## [Work to be completed]
Where the string "barras" occurs in the material below, report the whole line.

########

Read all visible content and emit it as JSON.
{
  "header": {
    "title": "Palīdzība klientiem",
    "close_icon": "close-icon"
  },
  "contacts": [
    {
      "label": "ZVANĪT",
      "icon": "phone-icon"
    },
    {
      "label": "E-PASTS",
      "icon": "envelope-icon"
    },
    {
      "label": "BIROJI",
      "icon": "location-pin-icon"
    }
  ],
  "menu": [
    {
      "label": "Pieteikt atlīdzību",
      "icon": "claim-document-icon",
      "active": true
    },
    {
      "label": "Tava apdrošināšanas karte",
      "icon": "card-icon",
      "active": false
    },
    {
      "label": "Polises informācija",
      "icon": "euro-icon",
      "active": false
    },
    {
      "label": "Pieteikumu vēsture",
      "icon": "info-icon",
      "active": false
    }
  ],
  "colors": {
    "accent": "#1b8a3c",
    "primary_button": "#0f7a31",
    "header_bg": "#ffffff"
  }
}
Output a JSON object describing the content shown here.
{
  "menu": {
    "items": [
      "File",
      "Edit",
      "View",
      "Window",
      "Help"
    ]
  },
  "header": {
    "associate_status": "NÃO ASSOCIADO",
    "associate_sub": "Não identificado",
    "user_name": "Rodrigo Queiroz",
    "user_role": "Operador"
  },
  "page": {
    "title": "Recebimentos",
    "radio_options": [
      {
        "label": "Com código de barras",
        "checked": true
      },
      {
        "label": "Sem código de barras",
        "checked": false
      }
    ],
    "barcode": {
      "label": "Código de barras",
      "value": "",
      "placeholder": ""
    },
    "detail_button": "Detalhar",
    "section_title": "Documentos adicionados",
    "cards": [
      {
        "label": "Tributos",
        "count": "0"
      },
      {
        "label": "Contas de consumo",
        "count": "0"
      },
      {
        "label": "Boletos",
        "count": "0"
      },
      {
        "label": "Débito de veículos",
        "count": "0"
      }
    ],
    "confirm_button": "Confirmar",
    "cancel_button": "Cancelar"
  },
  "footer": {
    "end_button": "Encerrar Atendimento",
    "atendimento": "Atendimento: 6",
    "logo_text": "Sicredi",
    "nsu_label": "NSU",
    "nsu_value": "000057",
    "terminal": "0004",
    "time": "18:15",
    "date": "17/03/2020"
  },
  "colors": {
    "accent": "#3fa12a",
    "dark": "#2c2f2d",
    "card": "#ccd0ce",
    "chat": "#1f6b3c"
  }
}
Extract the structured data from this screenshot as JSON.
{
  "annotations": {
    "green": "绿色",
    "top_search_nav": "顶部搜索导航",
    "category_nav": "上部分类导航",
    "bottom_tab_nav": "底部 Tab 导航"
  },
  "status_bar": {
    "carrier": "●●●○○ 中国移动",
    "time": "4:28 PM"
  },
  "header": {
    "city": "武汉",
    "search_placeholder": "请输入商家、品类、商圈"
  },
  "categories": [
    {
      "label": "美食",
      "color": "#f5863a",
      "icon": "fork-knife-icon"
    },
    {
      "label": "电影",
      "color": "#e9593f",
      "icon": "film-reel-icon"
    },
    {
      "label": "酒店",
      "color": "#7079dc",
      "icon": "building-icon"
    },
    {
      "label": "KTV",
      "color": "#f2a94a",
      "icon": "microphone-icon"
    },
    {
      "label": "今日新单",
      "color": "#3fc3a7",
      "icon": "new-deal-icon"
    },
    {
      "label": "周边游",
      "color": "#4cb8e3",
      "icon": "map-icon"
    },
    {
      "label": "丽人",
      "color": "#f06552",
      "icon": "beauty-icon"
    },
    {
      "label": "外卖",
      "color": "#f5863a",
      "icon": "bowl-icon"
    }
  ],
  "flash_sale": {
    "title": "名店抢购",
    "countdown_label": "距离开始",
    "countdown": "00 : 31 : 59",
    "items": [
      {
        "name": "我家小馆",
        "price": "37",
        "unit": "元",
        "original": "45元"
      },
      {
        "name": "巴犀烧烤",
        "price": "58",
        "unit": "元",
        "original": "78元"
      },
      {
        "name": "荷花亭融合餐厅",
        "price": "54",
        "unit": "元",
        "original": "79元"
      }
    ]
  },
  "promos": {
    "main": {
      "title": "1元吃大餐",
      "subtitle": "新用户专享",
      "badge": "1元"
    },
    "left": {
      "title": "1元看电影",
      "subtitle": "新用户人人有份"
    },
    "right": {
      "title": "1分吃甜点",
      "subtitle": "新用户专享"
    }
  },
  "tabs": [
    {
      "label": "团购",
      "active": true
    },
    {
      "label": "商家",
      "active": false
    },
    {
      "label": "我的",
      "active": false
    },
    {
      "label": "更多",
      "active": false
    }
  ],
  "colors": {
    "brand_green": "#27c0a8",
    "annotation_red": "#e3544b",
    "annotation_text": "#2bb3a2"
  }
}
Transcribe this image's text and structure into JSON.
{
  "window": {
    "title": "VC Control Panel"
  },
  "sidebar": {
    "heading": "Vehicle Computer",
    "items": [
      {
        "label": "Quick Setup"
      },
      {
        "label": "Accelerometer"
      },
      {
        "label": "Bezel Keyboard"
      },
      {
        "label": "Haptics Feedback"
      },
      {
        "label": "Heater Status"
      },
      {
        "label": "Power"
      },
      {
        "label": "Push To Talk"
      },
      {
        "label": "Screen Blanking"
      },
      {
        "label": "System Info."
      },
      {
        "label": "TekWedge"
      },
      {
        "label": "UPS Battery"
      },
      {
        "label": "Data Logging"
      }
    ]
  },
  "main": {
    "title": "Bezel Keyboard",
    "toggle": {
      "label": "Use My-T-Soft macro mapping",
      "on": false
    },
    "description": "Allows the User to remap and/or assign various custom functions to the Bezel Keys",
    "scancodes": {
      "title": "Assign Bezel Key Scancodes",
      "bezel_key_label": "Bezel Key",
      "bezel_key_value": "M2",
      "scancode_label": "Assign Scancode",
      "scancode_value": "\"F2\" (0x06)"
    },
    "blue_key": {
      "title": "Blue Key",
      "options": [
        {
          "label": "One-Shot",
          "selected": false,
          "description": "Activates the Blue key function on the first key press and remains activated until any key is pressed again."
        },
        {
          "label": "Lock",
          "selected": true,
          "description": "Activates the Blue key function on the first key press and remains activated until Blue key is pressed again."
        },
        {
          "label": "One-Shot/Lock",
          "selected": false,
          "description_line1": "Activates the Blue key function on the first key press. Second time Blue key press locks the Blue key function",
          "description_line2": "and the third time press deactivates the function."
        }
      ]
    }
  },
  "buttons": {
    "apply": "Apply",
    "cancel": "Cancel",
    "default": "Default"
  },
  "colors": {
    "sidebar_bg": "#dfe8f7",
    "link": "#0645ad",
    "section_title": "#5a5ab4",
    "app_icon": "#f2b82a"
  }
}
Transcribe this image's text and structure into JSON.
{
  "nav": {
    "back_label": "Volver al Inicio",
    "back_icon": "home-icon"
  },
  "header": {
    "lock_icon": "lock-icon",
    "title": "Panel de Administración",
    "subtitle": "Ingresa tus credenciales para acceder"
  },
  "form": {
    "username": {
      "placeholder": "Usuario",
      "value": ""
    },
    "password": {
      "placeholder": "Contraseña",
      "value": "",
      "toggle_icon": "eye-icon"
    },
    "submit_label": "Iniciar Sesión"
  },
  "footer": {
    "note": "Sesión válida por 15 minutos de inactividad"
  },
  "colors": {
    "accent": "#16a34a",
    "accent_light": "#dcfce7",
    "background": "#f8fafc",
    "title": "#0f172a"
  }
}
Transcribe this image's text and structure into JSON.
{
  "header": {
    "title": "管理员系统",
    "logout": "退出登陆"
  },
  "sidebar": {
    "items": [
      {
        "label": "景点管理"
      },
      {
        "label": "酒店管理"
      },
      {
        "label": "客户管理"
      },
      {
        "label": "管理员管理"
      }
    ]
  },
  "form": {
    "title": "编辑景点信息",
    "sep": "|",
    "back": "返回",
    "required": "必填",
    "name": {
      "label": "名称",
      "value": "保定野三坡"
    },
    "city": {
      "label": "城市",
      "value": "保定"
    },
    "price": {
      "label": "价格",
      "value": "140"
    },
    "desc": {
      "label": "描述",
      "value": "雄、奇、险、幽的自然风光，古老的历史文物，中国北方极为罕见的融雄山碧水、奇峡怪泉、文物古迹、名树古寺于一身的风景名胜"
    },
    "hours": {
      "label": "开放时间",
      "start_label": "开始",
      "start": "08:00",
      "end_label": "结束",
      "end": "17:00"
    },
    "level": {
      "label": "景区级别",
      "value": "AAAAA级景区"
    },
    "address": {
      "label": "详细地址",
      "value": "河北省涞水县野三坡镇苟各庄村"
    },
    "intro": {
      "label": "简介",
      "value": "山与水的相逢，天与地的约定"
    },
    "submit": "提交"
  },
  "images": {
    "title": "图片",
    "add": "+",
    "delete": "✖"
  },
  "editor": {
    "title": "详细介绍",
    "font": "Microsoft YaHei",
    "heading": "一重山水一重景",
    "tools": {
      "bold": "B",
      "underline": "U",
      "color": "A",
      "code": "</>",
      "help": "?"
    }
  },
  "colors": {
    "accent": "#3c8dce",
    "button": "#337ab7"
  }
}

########

## [Task output]
        "label": "Com código de barras",
        "label": "Sem código de barras",
      "label": "Código de barras",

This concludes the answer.